● **PROBLEM REQUIREMENTS**
Every entry in the listing below is to be output unchanged.

● **PROVIDED DATA**
::::

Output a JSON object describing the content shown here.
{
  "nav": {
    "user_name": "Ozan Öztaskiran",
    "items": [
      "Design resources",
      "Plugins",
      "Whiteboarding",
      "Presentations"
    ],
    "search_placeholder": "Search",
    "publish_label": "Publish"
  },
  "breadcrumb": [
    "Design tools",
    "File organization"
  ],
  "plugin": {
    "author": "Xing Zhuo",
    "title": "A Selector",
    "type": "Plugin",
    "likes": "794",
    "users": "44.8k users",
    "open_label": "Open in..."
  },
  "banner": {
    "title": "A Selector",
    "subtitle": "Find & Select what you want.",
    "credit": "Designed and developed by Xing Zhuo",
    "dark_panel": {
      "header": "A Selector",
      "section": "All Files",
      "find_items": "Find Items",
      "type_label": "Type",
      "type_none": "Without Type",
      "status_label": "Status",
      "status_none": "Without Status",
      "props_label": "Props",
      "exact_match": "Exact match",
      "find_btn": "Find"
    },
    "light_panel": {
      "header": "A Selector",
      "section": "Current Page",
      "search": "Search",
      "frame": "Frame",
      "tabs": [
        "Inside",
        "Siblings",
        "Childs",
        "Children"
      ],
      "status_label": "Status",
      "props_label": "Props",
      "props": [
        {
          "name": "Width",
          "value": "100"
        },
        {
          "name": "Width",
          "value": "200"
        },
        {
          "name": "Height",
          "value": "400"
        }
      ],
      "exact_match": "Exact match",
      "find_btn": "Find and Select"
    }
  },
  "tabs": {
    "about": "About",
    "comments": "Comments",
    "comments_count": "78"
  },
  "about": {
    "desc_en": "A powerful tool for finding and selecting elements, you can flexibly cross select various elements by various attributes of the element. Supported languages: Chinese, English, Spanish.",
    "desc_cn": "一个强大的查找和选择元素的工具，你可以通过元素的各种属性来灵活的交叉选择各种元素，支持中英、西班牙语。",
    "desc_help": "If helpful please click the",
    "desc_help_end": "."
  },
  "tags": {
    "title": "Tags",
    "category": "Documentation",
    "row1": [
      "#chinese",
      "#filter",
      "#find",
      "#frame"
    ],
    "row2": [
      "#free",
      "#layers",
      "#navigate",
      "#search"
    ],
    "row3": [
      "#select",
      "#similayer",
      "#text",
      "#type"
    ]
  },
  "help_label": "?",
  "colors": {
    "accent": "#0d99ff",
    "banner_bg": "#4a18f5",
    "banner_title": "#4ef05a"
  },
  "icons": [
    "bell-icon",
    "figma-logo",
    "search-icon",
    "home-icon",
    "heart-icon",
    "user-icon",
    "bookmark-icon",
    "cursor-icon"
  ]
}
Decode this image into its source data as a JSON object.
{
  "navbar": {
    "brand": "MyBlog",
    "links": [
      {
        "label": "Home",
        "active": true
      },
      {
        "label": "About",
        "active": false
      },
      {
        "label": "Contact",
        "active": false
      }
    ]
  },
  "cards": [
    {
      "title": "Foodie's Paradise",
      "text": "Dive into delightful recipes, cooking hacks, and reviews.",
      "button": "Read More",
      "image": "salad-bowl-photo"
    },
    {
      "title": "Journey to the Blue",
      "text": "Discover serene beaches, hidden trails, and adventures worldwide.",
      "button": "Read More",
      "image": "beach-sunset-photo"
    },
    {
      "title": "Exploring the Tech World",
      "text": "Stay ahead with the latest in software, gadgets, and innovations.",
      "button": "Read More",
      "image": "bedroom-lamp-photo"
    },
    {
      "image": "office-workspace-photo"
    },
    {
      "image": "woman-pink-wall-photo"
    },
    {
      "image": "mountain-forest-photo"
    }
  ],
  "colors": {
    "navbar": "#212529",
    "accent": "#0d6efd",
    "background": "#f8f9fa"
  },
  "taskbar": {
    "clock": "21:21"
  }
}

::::

● **TASK OUTPUT**
Output a JSON object describing the content shown here.
{
  "nav": {
    "user_name": "Ozan Öztaskiran",
    "items": [
      "Design resources",
      "Plugins",
      "Whiteboarding",
      "Presentations"
    ],
    "search_placeholder": "Search",
    "publish_label": "Publish"
  },
  "breadcrumb": [
    "Design tools",
    "File organization"
  ],
  "plugin": {
    "author": "Xing Zhuo",
    "title": "A Selector",
    "type": "Plugin",
    "likes": "794",
    "users": "44.8k users",
    "open_label": "Open in..."
  },
  "banner": {
    "title": "A Selector",
    "subtitle": "Find & Select what you want.",
    "credit": "Designed and developed by Xing Zhuo",
    "dark_panel": {
      "header": "A Selector",
      "section": "All Files",
      "find_items": "Find Items",
      "type_label": "Type",
      "type_none": "Without Type",
      "status_label": "Status",
      "status_none": "Without Status",
      "props_label": "Props",
      "exact_match": "Exact match",
      "find_btn": "Find"
    },
    "light_panel": {
      "header": "A Selector",
      "section": "Current Page",
      "search": "Search",
      "frame": "Frame",
      "tabs": [
        "Inside",
        "Siblings",
        "Childs",
        "Children"
      ],
      "status_label": "Status",
      "props_label": "Props",
      "props": [
        {
          "name": "Width",
          "value": "100"
        },
        {
          "name": "Width",
          "value": "200"
        },
        {
          "name": "Height",
          "value": "400"
        }
      ],
      "exact_match": "Exact match",
      "find_btn": "Find and Select"
    }
  },
  "tabs": {
    "about": "About",
    "comments": "Comments",
    "comments_count": "78"
  },
  "about": {
    "desc_en": "A powerful tool for finding and selecting elements, you can flexibly cross select various elements by various attributes of the element. Supported languages: Chinese, English, Spanish.",
    "desc_cn": "一个强大的查找和选择元素的工具，你可以通过元素的各种属性来灵活的交叉选择各种元素，支持中英、西班牙语。",
    "desc_help": "If helpful please click the",
    "desc_help_end": "."
  },
  "tags": {
    "title": "Tags",
    "category": "Documentation",
    "row1": [
      "#chinese",
      "#filter",
      "#find",
      "#frame"
    ],
    "row2": [
      "#free",
      "#layers",
      "#navigate",
      "#search"
    ],
    "row3": [
      "#select",
      "#similayer",
      "#text",
      "#type"
    ]
  },
  "help_label": "?",
  "colors": {
    "accent": "#0d99ff",
    "banner_bg": "#4a18f5",
    "banner_title": "#4ef05a"
  },
  "icons": [
    "bell-icon",
    "figma-logo",
    "search-icon",
    "home-icon",
    "heart-icon",
    "user-icon",
    "bookmark-icon",
    "cursor-icon"
  ]
}
Decode this image into its source data as a JSON object.
{
  "navbar": {
    "brand": "MyBlog",
    "links": [
      {
        "label": "Home",
        "active": true
      },
      {
        "label": "About",
        "active": false
      },
      {
        "label": "Contact",
        "active": false
      }
    ]
  },
  "cards": [
    {
      "title": "Foodie's Paradise",
      "text": "Dive into delightful recipes, cooking hacks, and reviews.",
      "button": "Read More",
      "image": "salad-bowl-photo"
    },
    {
      "title": "Journey to the Blue",
      "text": "Discover serene beaches, hidden trails, and adventures worldwide.",
      "button": "Read More",
      "image": "beach-sunset-photo"
    },
    {
      "title": "Exploring the Tech World",
      "text": "Stay ahead with the latest in software, gadgets, and innovations.",
      "button": "Read More",
      "image": "bedroom-lamp-photo"
    },
    {
      "image": "office-workspace-photo"
    },
    {
      "image": "woman-pink-wall-photo"
    },
    {
      "image": "mountain-forest-photo"
    }
  ],
  "colors": {
    "navbar": "#212529",
    "accent": "#0d6efd",
    "background": "#f8f9fa"
  },
  "taskbar": {
    "clock": "21:21"
  }
}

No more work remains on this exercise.